Are hiding under their feathers
To give them a delicate certainty
On the long dangerous night journey.

 

Comments always are welcome. Click here for more information about poet Anne Porter.

The Poets’ Birds: The Osprey Returns

Osprey, or Fish Hawk ~ John James Audubon

Three years ago, I added the osprey to my Poets’ Birds series, with an entry by our former Poet Laureate, Billy Collins.

In the series, I’ve always turned to other poets to highlight the beauty of the birds and the immense satisfaction that comes with observing them. But when our ospreys returned last week, the thrill of hearing their calls echo across the water as they rode north winds back into their winter home was unusually sharp.

On Thursday, there was one bird. On Friday, there were more than a dozen. By Monday of this week, there were birds perched on masts throughout the marinas, chattering and calling to one another as they sorted out their territories. Today, there is this poem: my own tribute to these magnificent birds, composed in the form of an Etheree.

 

The Return of the Osprey

Sharp
their calls;
sharper still
their crisp, sweet flight
from autumn’s falling
darkness. Silhouetted
wings stir warm and limpid air
’til remembered fragrance lifts and
swirls, redolent of familiar
prey: the salt-tanged, unknowing, unlucky.

 

Comments always are welcome.
For more information on the Etheree, a syllabic poem that, in its basic form, contains ten lines and a total of fifty-five syllables, please click here.

Prowling Heaven’s Alleyways

Comet Lulin, November 20, 2009  ~ Photograph, Paolo Candy

 

When the Texas Flash Dude provided an update on the travels of Comet Neowise through our skies, my first thought was, “Can I see it?” Theoretically, the answer was ‘yes.” Unfortunately, viewing conditions in my part of the world haven’t been the best, but, with luck and borrowed high-powered binoculars, I hope to find it later this month.

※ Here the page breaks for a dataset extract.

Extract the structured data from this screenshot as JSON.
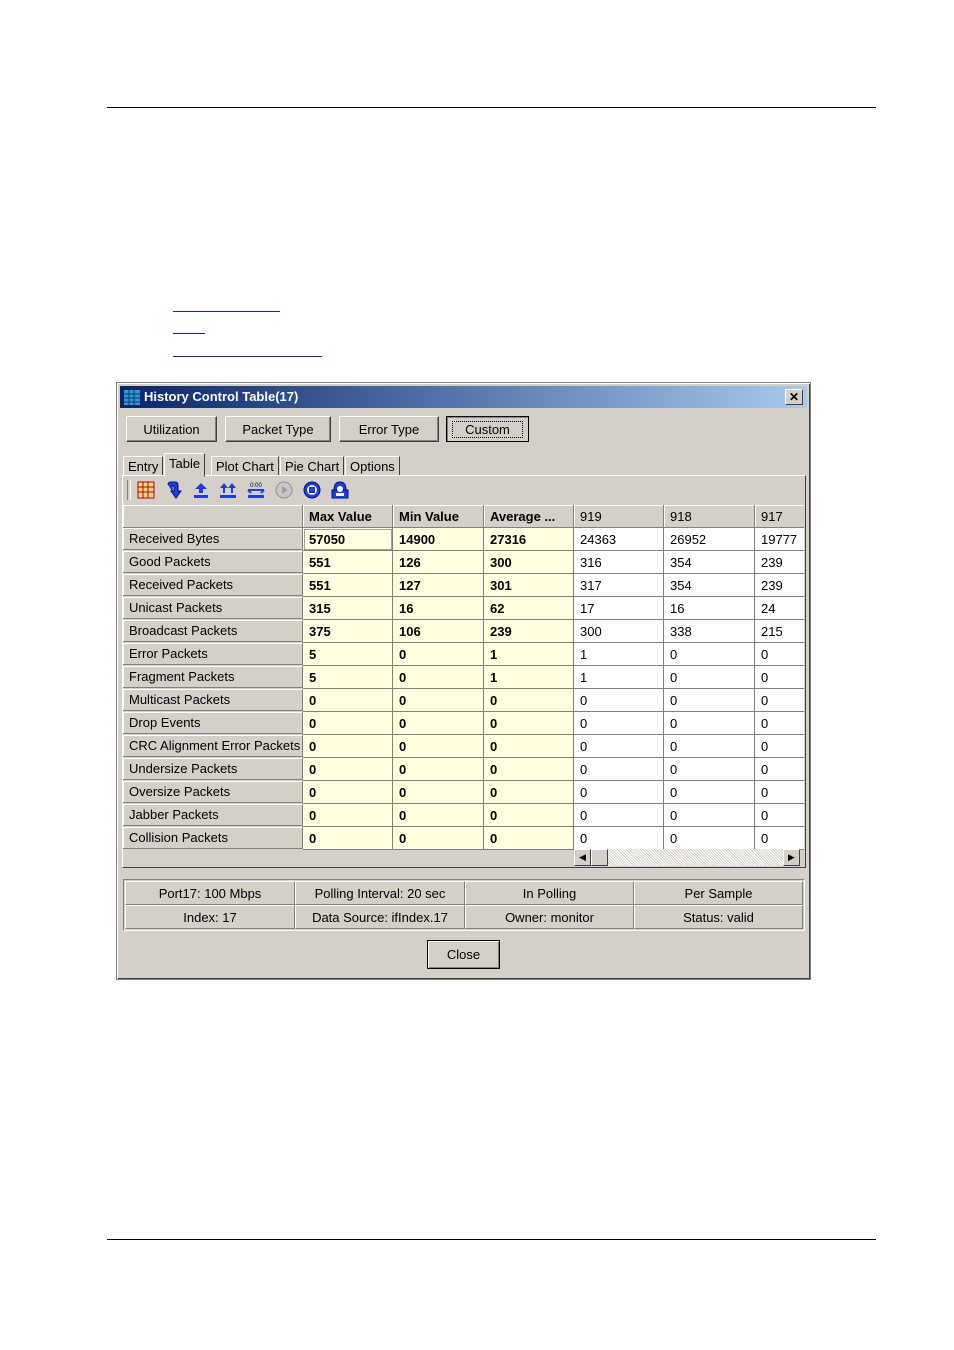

In the meantime, I’ve been thinking about the last comet I watched: Lulin, a colorful beauty which appeared in 2009. Visible to the naked eye, it drew me outdoors well past midnight to watch from my parking lot. I thought myself alone, until a stray cat I’d befriended came to check on me, and brought me a poem in the process. Cats and comets, it seems, have a few things in common.

 

Watching Lulin

Green-eyed,
aloof,
prowling heaven’s alleyways
with unexpected  grace,
you take your ease on Saturn’s stoop
then roam again in darkness:
an elegant, celestial stray hungry for attention.
Prone beneath your pathway,
curbstone-pillowed, concrete-bound,
I squint to see your tail —
limned in hand-drawn charts —
then trace your route through time
until I feel a tug
and hear the tiny, worried voice.
An earthbound stray has found her friend,
her source of food
and solace,
no longer rising tall against the sky but flattened to the ground,
eyes turned upward,
head inclined as though the victim of a fall.
Green eyes wide,
she nudges hard against my pillowed head,
pushing back dismissive hands.
Importunate,
insistent,
biting and tugging as though to pull me upright by my hair,
she seeks to right her realm
in a universe gone mad.
Leaving the comet to its flight,
I offer consolation to this nearer, living world.
“Look up,”  I murmur,
running fingers through the fur that sparks
and shines like starlight in her eyes.
“A thousand years are passing.
A thousand years have passed.”

 

Comments always are welcome.